Task to carry out = Write back every entry exactly as it reads, with the pictures left behind.

Source data
==============================

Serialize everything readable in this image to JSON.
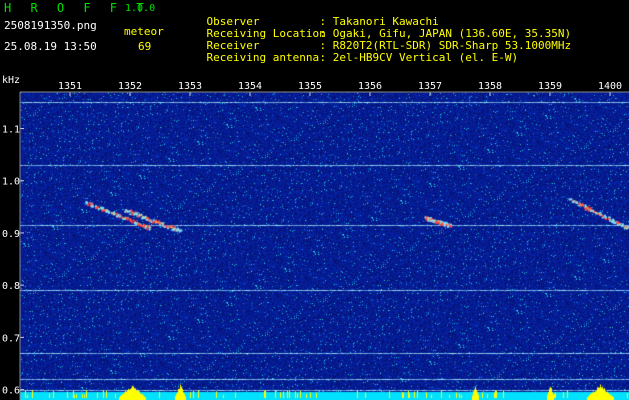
{
  "header": {
    "app_title": "H R O F F T",
    "app_version": "1.0.0",
    "filename": "2508191350.png",
    "meteor_label": "meteor",
    "datetime": "25.08.19 13:50",
    "meteor_count": "69",
    "info": [
      {
        "label": "Observer",
        "value": ": Takanori Kawachi"
      },
      {
        "label": "Receiving Location",
        "value": ": Ogaki, Gifu, JAPAN (136.60E, 35.35N)"
      },
      {
        "label": "Receiver",
        "value": ": R820T2(RTL-SDR) SDR-Sharp 53.1000MHz"
      },
      {
        "label": "Receiving antenna",
        "value": ": 2el-HB9CV Vertical (el. E-W)"
      }
    ]
  },
  "colors": {
    "background": "#000000",
    "spectrum_base": "#0a1a8c",
    "carrier_line": "#9fe8ff",
    "meteor_trail": "#ff4040",
    "bottom_level": "#00e0ff",
    "bottom_peak": "#ffff00",
    "label_green": "#00e000",
    "label_yellow": "#ffff00"
  },
  "chart_data": {
    "type": "heatmap",
    "ylabel": "kHz",
    "xticks": [
      "1351",
      "1352",
      "1353",
      "1354",
      "1355",
      "1356",
      "1357",
      "1358",
      "1359",
      "1400"
    ],
    "yticks": [
      "1.1",
      "1.0",
      "0.9",
      "0.8",
      "0.7",
      "0.6"
    ],
    "ylim": [
      0.58,
      1.17
    ],
    "carrier_lines_khz": [
      1.15,
      1.03,
      0.915,
      0.79,
      0.67,
      0.62,
      0.6
    ],
    "meteor_echoes": [
      {
        "time": "1351-1352",
        "freq_khz": [
          0.96,
          0.91
        ]
      },
      {
        "time": "1352",
        "freq_khz": [
          0.94,
          0.905
        ]
      },
      {
        "time": "1357",
        "freq_khz": [
          0.935,
          0.915
        ]
      },
      {
        "time": "1359-1400",
        "freq_khz": [
          0.96,
          0.91
        ]
      }
    ]
  }
}
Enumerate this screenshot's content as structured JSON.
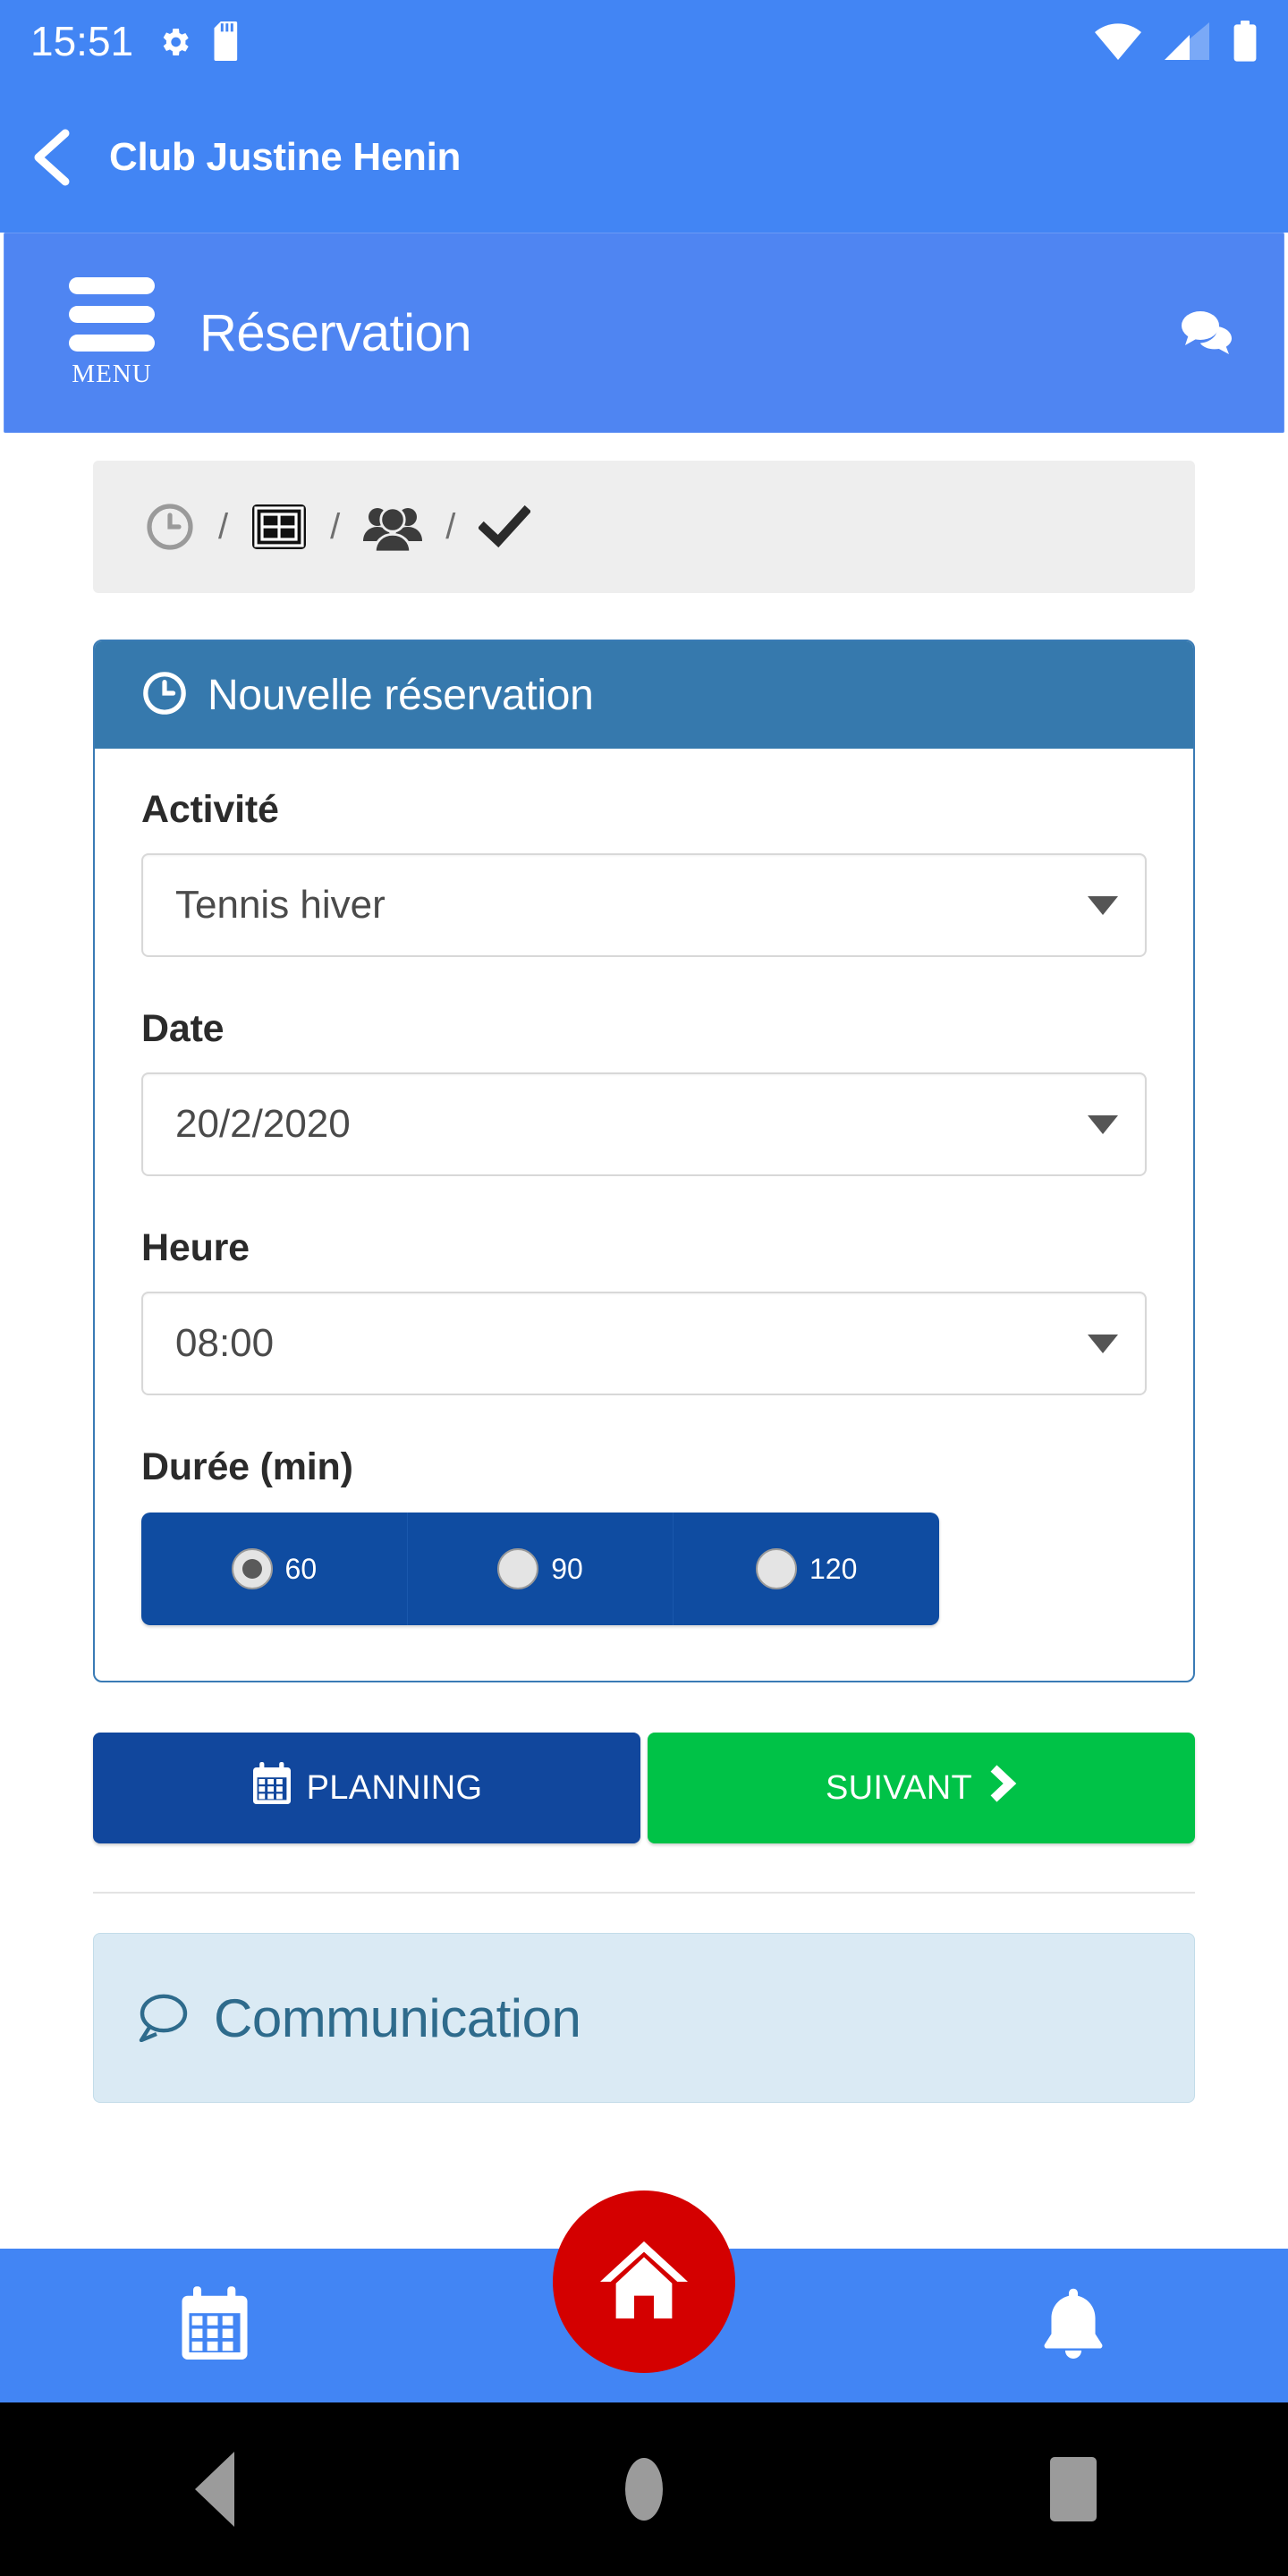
{
  "status_bar": {
    "time": "15:51",
    "icons_left": [
      "gear-icon",
      "sd-card-icon"
    ],
    "icons_right": [
      "wifi-icon",
      "cell-signal-icon",
      "battery-icon"
    ]
  },
  "app_bar": {
    "back_label": "back-chevron",
    "title": "Club Justine Henin"
  },
  "reservation_header": {
    "menu_label": "MENU",
    "title": "Réservation",
    "chat_icon": "chat-bubbles-icon"
  },
  "breadcrumb": {
    "separator": "/",
    "steps": [
      {
        "icon": "clock-icon",
        "state": "current"
      },
      {
        "icon": "court-icon",
        "state": "todo"
      },
      {
        "icon": "people-group-icon",
        "state": "todo"
      },
      {
        "icon": "checkmark-icon",
        "state": "todo"
      }
    ]
  },
  "card": {
    "header_icon": "clock-icon",
    "header_title": "Nouvelle réservation",
    "fields": {
      "activity": {
        "label": "Activité",
        "value": "Tennis hiver"
      },
      "date": {
        "label": "Date",
        "value": "20/2/2020"
      },
      "time": {
        "label": "Heure",
        "value": "08:00"
      },
      "duration": {
        "label": "Durée (min)",
        "options": [
          {
            "value": "60",
            "selected": true
          },
          {
            "value": "90",
            "selected": false
          },
          {
            "value": "120",
            "selected": false
          }
        ]
      }
    }
  },
  "actions": {
    "planning": {
      "label": "PLANNING",
      "icon": "calendar-icon",
      "color": "#11479d"
    },
    "next": {
      "label": "SUIVANT",
      "icon": "chevron-right-icon",
      "color": "#00c247"
    }
  },
  "communication": {
    "icon": "speech-bubble-icon",
    "title": "Communication"
  },
  "bottom_nav": {
    "items": [
      {
        "icon": "calendar-icon",
        "name": "planning"
      },
      {
        "icon": "home-icon",
        "name": "home"
      },
      {
        "icon": "bell-icon",
        "name": "notifications"
      }
    ]
  },
  "android_nav": {
    "back": "back-triangle",
    "home": "home-circle",
    "recents": "recents-square"
  },
  "colors": {
    "primary_blue": "#4285F4",
    "header_blue": "#4F85F2",
    "card_header_blue": "#3679ad",
    "dark_blue": "#0f4ca1",
    "green": "#00c247",
    "red_fab": "#d40000"
  }
}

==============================

Task answer =
Serialize everything readable in this image to JSON.
{
  "header": {
    "app_title": "H R O F F T",
    "app_version": "1.0.0",
    "filename": "2508191350.png",
    "meteor_label": "meteor",
    "datetime": "25.08.19 13:50",
    "meteor_count": "69",
    "info": [
      {
        "label": "Observer",
        "value": ": Takanori Kawachi"
      },
      {
        "label": "Receiving Location",
        "value": ": Ogaki, Gifu, JAPAN (136.60E, 35.35N)"
      },
      {
        "label": "Receiver",
        "value": ": R820T2(RTL-SDR) SDR-Sharp 53.1000MHz"
      },
      {
        "label": "Receiving antenna",
        "value": ": 2el-HB9CV Vertical (el. E-W)"
      }
    ]
  },
  "colors": {
    "background": "#000000",
    "spectrum_base": "#0a1a8c",
    "carrier_line": "#9fe8ff",
    "meteor_trail": "#ff4040",
    "bottom_level": "#00e0ff",
    "bottom_peak": "#ffff00",
    "label_green": "#00e000",
    "label_yellow": "#ffff00"
  },
  "chart_data": {
    "type": "heatmap",
    "ylabel": "kHz",
    "xticks": [
      "1351",
      "1352",
      "1353",
      "1354",
      "1355",
      "1356",
      "1357",
      "1358",
      "1359",
      "1400"
    ],
    "yticks": [
      "1.1",
      "1.0",
      "0.9",
      "0.8",
      "0.7",
      "0.6"
    ],
    "ylim": [
      0.58,
      1.17
    ],
    "carrier_lines_khz": [
      1.15,
      1.03,
      0.915,
      0.79,
      0.67,
      0.62,
      0.6
    ],
    "meteor_echoes": [
      {
        "time": "1351-1352",
        "freq_khz": [
          0.96,
          0.91
        ]
      },
      {
        "time": "1352",
        "freq_khz": [
          0.94,
          0.905
        ]
      },
      {
        "time": "1357",
        "freq_khz": [
          0.935,
          0.915
        ]
      },
      {
        "time": "1359-1400",
        "freq_khz": [
          0.96,
          0.91
        ]
      }
    ]
  }
}
Enumerate this screenshot's content as structured JSON.
{
  "status_bar": {
    "time": "15:51",
    "icons_left": [
      "gear-icon",
      "sd-card-icon"
    ],
    "icons_right": [
      "wifi-icon",
      "cell-signal-icon",
      "battery-icon"
    ]
  },
  "app_bar": {
    "back_label": "back-chevron",
    "title": "Club Justine Henin"
  },
  "reservation_header": {
    "menu_label": "MENU",
    "title": "Réservation",
    "chat_icon": "chat-bubbles-icon"
  },
  "breadcrumb": {
    "separator": "/",
    "steps": [
      {
        "icon": "clock-icon",
        "state": "current"
      },
      {
        "icon": "court-icon",
        "state": "todo"
      },
      {
        "icon": "people-group-icon",
        "state": "todo"
      },
      {
        "icon": "checkmark-icon",
        "state": "todo"
      }
    ]
  },
  "card": {
    "header_icon": "clock-icon",
    "header_title": "Nouvelle réservation",
    "fields": {
      "activity": {
        "label": "Activité",
        "value": "Tennis hiver"
      },
      "date": {
        "label": "Date",
        "value": "20/2/2020"
      },
      "time": {
        "label": "Heure",
        "value": "08:00"
      },
      "duration": {
        "label": "Durée (min)",
        "options": [
          {
            "value": "60",
            "selected": true
          },
          {
            "value": "90",
            "selected": false
          },
          {
            "value": "120",
            "selected": false
          }
        ]
      }
    }
  },
  "actions": {
    "planning": {
      "label": "PLANNING",
      "icon": "calendar-icon",
      "color": "#11479d"
    },
    "next": {
      "label": "SUIVANT",
      "icon": "chevron-right-icon",
      "color": "#00c247"
    }
  },
  "communication": {
    "icon": "speech-bubble-icon",
    "title": "Communication"
  },
  "bottom_nav": {
    "items": [
      {
        "icon": "calendar-icon",
        "name": "planning"
      },
      {
        "icon": "home-icon",
        "name": "home"
      },
      {
        "icon": "bell-icon",
        "name": "notifications"
      }
    ]
  },
  "android_nav": {
    "back": "back-triangle",
    "home": "home-circle",
    "recents": "recents-square"
  },
  "colors": {
    "primary_blue": "#4285F4",
    "header_blue": "#4F85F2",
    "card_header_blue": "#3679ad",
    "dark_blue": "#0f4ca1",
    "green": "#00c247",
    "red_fab": "#d40000"
  }
}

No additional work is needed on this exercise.